• TASK: Print the lines below exactly, beginning with the one that contains "Decode this image" and stopping after the last line.

-------- DATASET EXTRACT --------

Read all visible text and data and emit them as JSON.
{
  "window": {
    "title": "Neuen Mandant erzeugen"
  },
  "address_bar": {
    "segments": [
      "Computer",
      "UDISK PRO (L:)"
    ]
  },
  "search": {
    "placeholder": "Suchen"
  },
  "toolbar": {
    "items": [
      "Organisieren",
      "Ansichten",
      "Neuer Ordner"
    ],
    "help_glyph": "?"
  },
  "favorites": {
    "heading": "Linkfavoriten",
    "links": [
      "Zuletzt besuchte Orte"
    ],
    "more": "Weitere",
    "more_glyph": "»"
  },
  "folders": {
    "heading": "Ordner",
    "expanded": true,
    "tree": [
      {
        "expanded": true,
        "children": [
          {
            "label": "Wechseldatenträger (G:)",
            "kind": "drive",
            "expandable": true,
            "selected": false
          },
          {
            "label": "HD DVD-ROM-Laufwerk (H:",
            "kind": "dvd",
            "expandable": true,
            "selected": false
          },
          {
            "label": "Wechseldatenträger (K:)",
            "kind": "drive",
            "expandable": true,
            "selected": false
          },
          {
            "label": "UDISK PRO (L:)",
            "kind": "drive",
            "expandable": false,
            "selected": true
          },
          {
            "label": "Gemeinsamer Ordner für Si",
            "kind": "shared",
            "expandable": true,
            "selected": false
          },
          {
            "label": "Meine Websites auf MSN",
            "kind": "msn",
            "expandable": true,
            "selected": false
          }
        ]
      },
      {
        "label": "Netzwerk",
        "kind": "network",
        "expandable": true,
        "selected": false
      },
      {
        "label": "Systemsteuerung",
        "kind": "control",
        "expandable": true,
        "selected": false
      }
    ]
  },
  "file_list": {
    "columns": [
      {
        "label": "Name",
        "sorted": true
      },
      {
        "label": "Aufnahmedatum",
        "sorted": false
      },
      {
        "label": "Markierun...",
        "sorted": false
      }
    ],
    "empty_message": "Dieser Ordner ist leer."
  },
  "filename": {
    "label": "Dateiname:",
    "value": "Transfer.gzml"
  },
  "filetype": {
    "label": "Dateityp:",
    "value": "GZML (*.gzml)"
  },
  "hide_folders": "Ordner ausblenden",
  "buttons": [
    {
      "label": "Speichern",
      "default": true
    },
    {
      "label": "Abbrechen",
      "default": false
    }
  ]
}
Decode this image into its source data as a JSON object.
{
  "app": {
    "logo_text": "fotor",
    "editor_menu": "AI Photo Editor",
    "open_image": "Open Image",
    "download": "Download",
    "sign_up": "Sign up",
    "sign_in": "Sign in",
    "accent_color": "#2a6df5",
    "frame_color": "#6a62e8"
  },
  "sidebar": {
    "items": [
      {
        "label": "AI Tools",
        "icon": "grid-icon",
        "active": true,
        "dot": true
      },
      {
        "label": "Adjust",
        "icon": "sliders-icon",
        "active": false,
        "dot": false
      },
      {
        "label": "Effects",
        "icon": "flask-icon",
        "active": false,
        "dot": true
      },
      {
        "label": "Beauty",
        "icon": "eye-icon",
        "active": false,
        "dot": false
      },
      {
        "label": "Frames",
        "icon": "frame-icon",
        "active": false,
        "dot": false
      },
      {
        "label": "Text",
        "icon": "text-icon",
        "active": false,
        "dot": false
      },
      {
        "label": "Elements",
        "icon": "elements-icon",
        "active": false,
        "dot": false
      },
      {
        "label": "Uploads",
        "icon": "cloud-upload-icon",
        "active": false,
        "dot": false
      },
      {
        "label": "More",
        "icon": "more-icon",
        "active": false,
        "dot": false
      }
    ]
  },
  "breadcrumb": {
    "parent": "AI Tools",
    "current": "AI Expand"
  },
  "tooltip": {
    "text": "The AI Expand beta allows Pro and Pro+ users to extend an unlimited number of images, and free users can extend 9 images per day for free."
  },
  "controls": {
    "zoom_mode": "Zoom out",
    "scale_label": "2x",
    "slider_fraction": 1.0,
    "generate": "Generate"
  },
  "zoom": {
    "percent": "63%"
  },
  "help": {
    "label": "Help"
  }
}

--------

• WRITTEN RESPONSE:
Decode this image into its source data as a JSON object.
{
  "app": {
    "logo_text": "fotor",
    "editor_menu": "AI Photo Editor",
    "open_image": "Open Image",
    "download": "Download",
    "sign_up": "Sign up",
    "sign_in": "Sign in",
    "accent_color": "#2a6df5",
    "frame_color": "#6a62e8"
  },
  "sidebar": {
    "items": [
      {
        "label": "AI Tools",
        "icon": "grid-icon",
        "active": true,
        "dot": true
      },
      {
        "label": "Adjust",
        "icon": "sliders-icon",
        "active": false,
        "dot": false
      },
      {
        "label": "Effects",
        "icon": "flask-icon",
        "active": false,
        "dot": true
      },
      {
        "label": "Beauty",
        "icon": "eye-icon",
        "active": false,
        "dot": false
      },
      {
        "label": "Frames",
        "icon": "frame-icon",
        "active": false,
        "dot": false
      },
      {
        "label": "Text",
        "icon": "text-icon",
        "active": false,
        "dot": false
      },
      {
        "label": "Elements",
        "icon": "elements-icon",
        "active": false,
        "dot": false
      },
      {
        "label": "Uploads",
        "icon": "cloud-upload-icon",
        "active": false,
        "dot": false
      },
      {
        "label": "More",
        "icon": "more-icon",
        "active": false,
        "dot": false
      }
    ]
  },
  "breadcrumb": {
    "parent": "AI Tools",
    "current": "AI Expand"
  },
  "tooltip": {
    "text": "The AI Expand beta allows Pro and Pro+ users to extend an unlimited number of images, and free users can extend 9 images per day for free."
  },
  "controls": {
    "zoom_mode": "Zoom out",
    "scale_label": "2x",
    "slider_fraction": 1.0,
    "generate": "Generate"
  },
  "zoom": {
    "percent": "63%"
  },
  "help": {
    "label": "Help"
  }
}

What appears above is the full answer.